— Exercise instructions —
Reproduce all of the data below without alteration; exclude every picture.

— Working data —
● ● ●
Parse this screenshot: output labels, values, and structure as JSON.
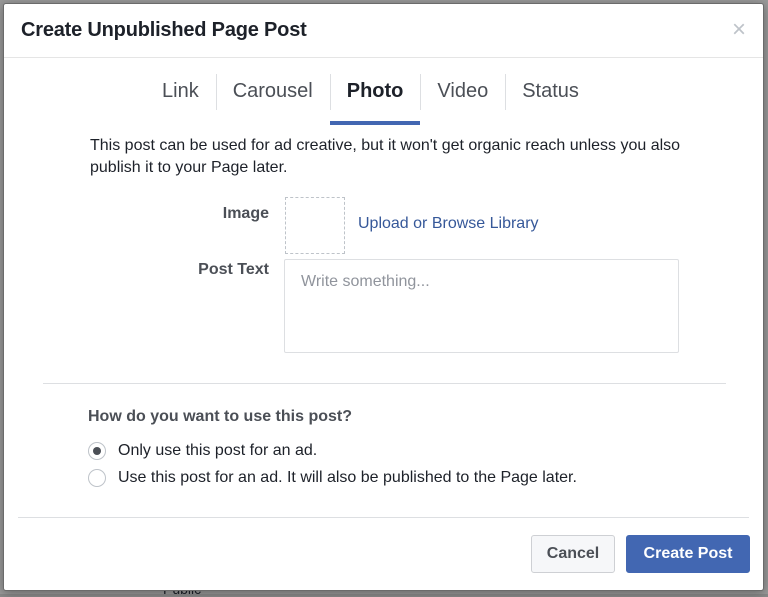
{
  "background": {
    "partial_text": "Public"
  },
  "dialog": {
    "title": "Create Unpublished Page Post",
    "close_icon": "close-icon"
  },
  "tabs": [
    {
      "label": "Link",
      "active": false
    },
    {
      "label": "Carousel",
      "active": false
    },
    {
      "label": "Photo",
      "active": true
    },
    {
      "label": "Video",
      "active": false
    },
    {
      "label": "Status",
      "active": false
    }
  ],
  "intro_text": "This post can be used for ad creative, but it won't get organic reach unless you also publish it to your Page later.",
  "image_field": {
    "label": "Image",
    "upload_link": "Upload or Browse Library"
  },
  "post_text_field": {
    "label": "Post Text",
    "placeholder": "Write something...",
    "value": ""
  },
  "usage": {
    "question": "How do you want to use this post?",
    "options": [
      {
        "label": "Only use this post for an ad.",
        "selected": true
      },
      {
        "label": "Use this post for an ad. It will also be published to the Page later.",
        "selected": false
      }
    ]
  },
  "footer": {
    "cancel_label": "Cancel",
    "create_label": "Create Post"
  },
  "colors": {
    "accent": "#4267b2",
    "link": "#365899"
  }
}
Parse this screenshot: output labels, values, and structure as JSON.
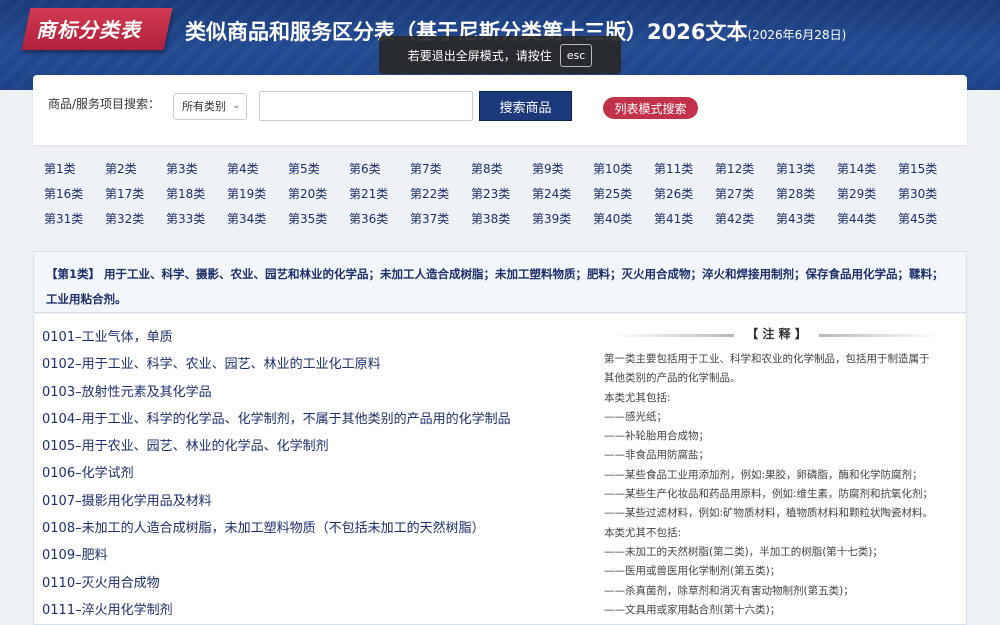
{
  "header": {
    "logo": "商标分类表",
    "title": "类似商品和服务区分表（基于尼斯分类第十三版）2026文本",
    "title_date": "(2026年6月28日)"
  },
  "overlay": {
    "message": "若要退出全屏模式，请按住",
    "key": "esc"
  },
  "search": {
    "label": "商品/服务项目搜索：",
    "category_selected": "所有类别",
    "input_value": "",
    "search_button": "搜索商品",
    "list_mode_button": "列表模式搜索"
  },
  "classes": [
    "第1类",
    "第2类",
    "第3类",
    "第4类",
    "第5类",
    "第6类",
    "第7类",
    "第8类",
    "第9类",
    "第10类",
    "第11类",
    "第12类",
    "第13类",
    "第14类",
    "第15类",
    "第16类",
    "第17类",
    "第18类",
    "第19类",
    "第20类",
    "第21类",
    "第22类",
    "第23类",
    "第24类",
    "第25类",
    "第26类",
    "第27类",
    "第28类",
    "第29类",
    "第30类",
    "第31类",
    "第32类",
    "第33类",
    "第34类",
    "第35类",
    "第36类",
    "第37类",
    "第38类",
    "第39类",
    "第40类",
    "第41类",
    "第42类",
    "第43类",
    "第44类",
    "第45类"
  ],
  "class_description": "【第1类】 用于工业、科学、摄影、农业、园艺和林业的化学品；未加工人造合成树脂；未加工塑料物质；肥料；灭火用合成物；淬火和焊接用制剂；保存食品用化学品；鞣料；工业用粘合剂。",
  "subclasses": [
    "0101–工业气体，单质",
    "0102–用于工业、科学、农业、园艺、林业的工业化工原料",
    "0103–放射性元素及其化学品",
    "0104–用于工业、科学的化学品、化学制剂，不属于其他类别的产品用的化学制品",
    "0105–用于农业、园艺、林业的化学品、化学制剂",
    "0106–化学试剂",
    "0107–摄影用化学用品及材料",
    "0108–未加工的人造合成树脂，未加工塑料物质（不包括未加工的天然树脂）",
    "0109–肥料",
    "0110–灭火用合成物",
    "0111–淬火用化学制剂"
  ],
  "notes": {
    "title": "【 注 释 】",
    "lines": [
      "第一类主要包括用于工业、科学和农业的化学制品，包括用于制造属于",
      "其他类别的产品的化学制品。",
      "本类尤其包括:",
      "——感光纸；",
      "——补轮胎用合成物；",
      "——非食品用防腐盐；",
      "——某些食品工业用添加剂，例如:果胶，卵磷脂，酶和化学防腐剂；",
      "——某些生产化妆品和药品用原料，例如:维生素，防腐剂和抗氧化剂；",
      "——某些过滤材料，例如:矿物质材料，植物质材料和颗粒状陶瓷材料。",
      "本类尤其不包括:",
      "——未加工的天然树脂(第二类)，半加工的树脂(第十七类)；",
      "——医用或兽医用化学制剂(第五类)；",
      "——杀真菌剂，除草剂和消灭有害动物制剂(第五类)；",
      "——文具用或家用黏合剂(第十六类)；"
    ]
  }
}
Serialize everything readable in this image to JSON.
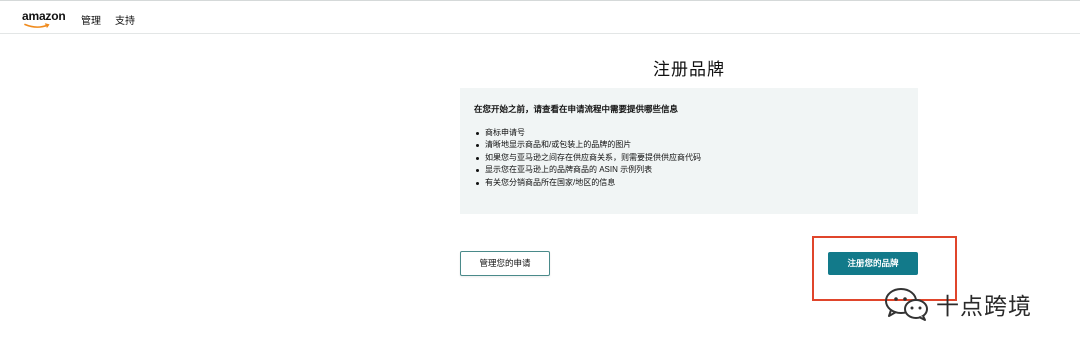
{
  "topbar": {
    "logo_text": "amazon",
    "nav": [
      "管理",
      "支持"
    ]
  },
  "page": {
    "title": "注册品牌"
  },
  "info": {
    "heading": "在您开始之前，请查看在申请流程中需要提供哪些信息",
    "items": [
      "商标申请号",
      "清晰地显示商品和/或包装上的品牌的图片",
      "如果您与亚马逊之间存在供应商关系，则需要提供供应商代码",
      "显示您在亚马逊上的品牌商品的 ASIN 示例列表",
      "有关您分销商品所在国家/地区的信息"
    ]
  },
  "buttons": {
    "manage_label": "管理您的申请",
    "register_label": "注册您的品牌"
  },
  "watermark": {
    "text": "十点跨境"
  },
  "colors": {
    "primary": "#127a8a",
    "panel_bg": "#f1f5f5",
    "highlight": "#e0452b"
  }
}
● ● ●
— Answer to this exercise —
Parse this screenshot: output labels, values, and structure as JSON.
{
  "background": {
    "partial_text": "Public"
  },
  "dialog": {
    "title": "Create Unpublished Page Post",
    "close_icon": "close-icon"
  },
  "tabs": [
    {
      "label": "Link",
      "active": false
    },
    {
      "label": "Carousel",
      "active": false
    },
    {
      "label": "Photo",
      "active": true
    },
    {
      "label": "Video",
      "active": false
    },
    {
      "label": "Status",
      "active": false
    }
  ],
  "intro_text": "This post can be used for ad creative, but it won't get organic reach unless you also publish it to your Page later.",
  "image_field": {
    "label": "Image",
    "upload_link": "Upload or Browse Library"
  },
  "post_text_field": {
    "label": "Post Text",
    "placeholder": "Write something...",
    "value": ""
  },
  "usage": {
    "question": "How do you want to use this post?",
    "options": [
      {
        "label": "Only use this post for an ad.",
        "selected": true
      },
      {
        "label": "Use this post for an ad. It will also be published to the Page later.",
        "selected": false
      }
    ]
  },
  "footer": {
    "cancel_label": "Cancel",
    "create_label": "Create Post"
  },
  "colors": {
    "accent": "#4267b2",
    "link": "#365899"
  }
}
Parse this screenshot: output labels, values, and structure as JSON.
{
  "header": {
    "logo": "商标分类表",
    "title": "类似商品和服务区分表（基于尼斯分类第十三版）2026文本",
    "title_date": "(2026年6月28日)"
  },
  "overlay": {
    "message": "若要退出全屏模式，请按住",
    "key": "esc"
  },
  "search": {
    "label": "商品/服务项目搜索：",
    "category_selected": "所有类别",
    "input_value": "",
    "search_button": "搜索商品",
    "list_mode_button": "列表模式搜索"
  },
  "classes": [
    "第1类",
    "第2类",
    "第3类",
    "第4类",
    "第5类",
    "第6类",
    "第7类",
    "第8类",
    "第9类",
    "第10类",
    "第11类",
    "第12类",
    "第13类",
    "第14类",
    "第15类",
    "第16类",
    "第17类",
    "第18类",
    "第19类",
    "第20类",
    "第21类",
    "第22类",
    "第23类",
    "第24类",
    "第25类",
    "第26类",
    "第27类",
    "第28类",
    "第29类",
    "第30类",
    "第31类",
    "第32类",
    "第33类",
    "第34类",
    "第35类",
    "第36类",
    "第37类",
    "第38类",
    "第39类",
    "第40类",
    "第41类",
    "第42类",
    "第43类",
    "第44类",
    "第45类"
  ],
  "class_description": "【第1类】 用于工业、科学、摄影、农业、园艺和林业的化学品；未加工人造合成树脂；未加工塑料物质；肥料；灭火用合成物；淬火和焊接用制剂；保存食品用化学品；鞣料；工业用粘合剂。",
  "subclasses": [
    "0101–工业气体，单质",
    "0102–用于工业、科学、农业、园艺、林业的工业化工原料",
    "0103–放射性元素及其化学品",
    "0104–用于工业、科学的化学品、化学制剂，不属于其他类别的产品用的化学制品",
    "0105–用于农业、园艺、林业的化学品、化学制剂",
    "0106–化学试剂",
    "0107–摄影用化学用品及材料",
    "0108–未加工的人造合成树脂，未加工塑料物质（不包括未加工的天然树脂）",
    "0109–肥料",
    "0110–灭火用合成物",
    "0111–淬火用化学制剂"
  ],
  "notes": {
    "title": "【 注 释 】",
    "lines": [
      "第一类主要包括用于工业、科学和农业的化学制品，包括用于制造属于",
      "其他类别的产品的化学制品。",
      "本类尤其包括:",
      "——感光纸；",
      "——补轮胎用合成物；",
      "——非食品用防腐盐；",
      "——某些食品工业用添加剂，例如:果胶，卵磷脂，酶和化学防腐剂；",
      "——某些生产化妆品和药品用原料，例如:维生素，防腐剂和抗氧化剂；",
      "——某些过滤材料，例如:矿物质材料，植物质材料和颗粒状陶瓷材料。",
      "本类尤其不包括:",
      "——未加工的天然树脂(第二类)，半加工的树脂(第十七类)；",
      "——医用或兽医用化学制剂(第五类)；",
      "——杀真菌剂，除草剂和消灭有害动物制剂(第五类)；",
      "——文具用或家用黏合剂(第十六类)；"
    ]
  }
}
Serialize everything readable in this image to JSON.
{
  "topbar": {
    "logo_text": "amazon",
    "nav": [
      "管理",
      "支持"
    ]
  },
  "page": {
    "title": "注册品牌"
  },
  "info": {
    "heading": "在您开始之前，请查看在申请流程中需要提供哪些信息",
    "items": [
      "商标申请号",
      "清晰地显示商品和/或包装上的品牌的图片",
      "如果您与亚马逊之间存在供应商关系，则需要提供供应商代码",
      "显示您在亚马逊上的品牌商品的 ASIN 示例列表",
      "有关您分销商品所在国家/地区的信息"
    ]
  },
  "buttons": {
    "manage_label": "管理您的申请",
    "register_label": "注册您的品牌"
  },
  "watermark": {
    "text": "十点跨境"
  },
  "colors": {
    "primary": "#127a8a",
    "panel_bg": "#f1f5f5",
    "highlight": "#e0452b"
  }
}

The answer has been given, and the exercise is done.